McDonald sometimes recommends that employers go further by requiring that involved parties sign a document formally agreeing to the following terms:

  1. They acknowledge the relationship is consensual.
  2. They agree to avoid a conflict of interest or the appearance of one.
  3. They agree not to carry on the relationship in the workplace.
  4. They acknowledge that the company has a policy against sexual harassment.
  5. They understand the company procedures for reporting incidents of sexual harassment.
  6. They agree to report if the relationship becomes nonconsensual.

“I have never had anyone sign one of those agreements and then turn around and try to sue,” McDonald says.

No matter what policy your organization adopts, individuals in supervisory positions may want to think twice about engaging in romances with subordinates. “I can think of no faster way to end a manager’s career than to engage in a dating relationship with a subordinate that ends badly,” McDonald says. “A lot of managers have felt they could handle it, when in fact they couldn’t.”

Supervisors should understand the risks involved in blurring the line between business and personal relationships.

“Managers and supervisors can have friendly relationships with subordinates, but they should not be friends with subordinates,” James J. McDonald Jr., managing partner at Fisher Phillips, says. Failure to maintain professional distance, he says, can lead to situations that may not appear initially as harassment but could result in such charges down the road.

What are some signs of danger? “The subordinate may start to feel he or she can take liberties such as texting the manager after business hours about personal problems,” McDonald says. “Or the subordinate may ask for advice on relationships or financial issues, or ask to borrow money or invite the supervisor to a social outing with a friend. These kinds of liberties can create situations that backfire on the manager.”

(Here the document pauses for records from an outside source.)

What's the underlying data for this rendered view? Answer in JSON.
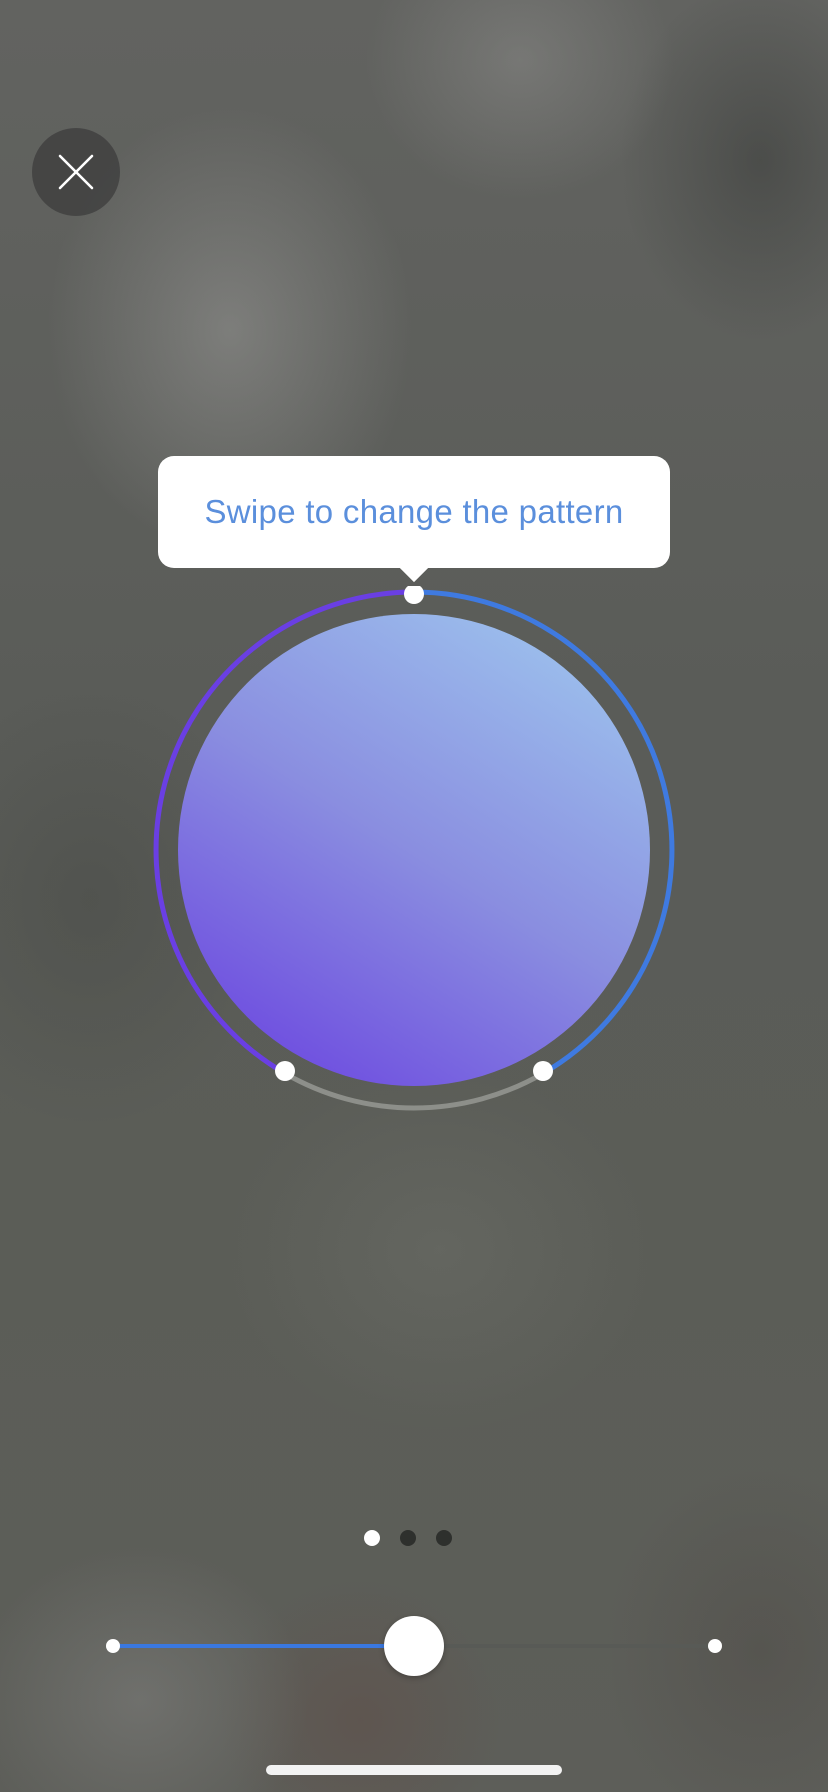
{
  "close_button": {
    "icon": "close-icon"
  },
  "tooltip": {
    "text": "Swipe to change the pattern"
  },
  "pattern_dial": {
    "colors": {
      "gradient_light": "#9bbdec",
      "gradient_mid": "#8a8ee0",
      "gradient_dark": "#6f4fe0",
      "ring_purple": "#6a3fe3",
      "ring_blue": "#3f7ae0",
      "ring_gray": "#8d8f8a"
    }
  },
  "pagination": {
    "count": 3,
    "active_index": 0
  },
  "slider": {
    "value": 0.5,
    "colors": {
      "fill": "#3a78e0",
      "track": "#585a56"
    }
  },
  "accent_color": "#5b8fdc"
}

Backing off in such instances is a wise idea. And so is a reluctance to go one step further and date a subordinate.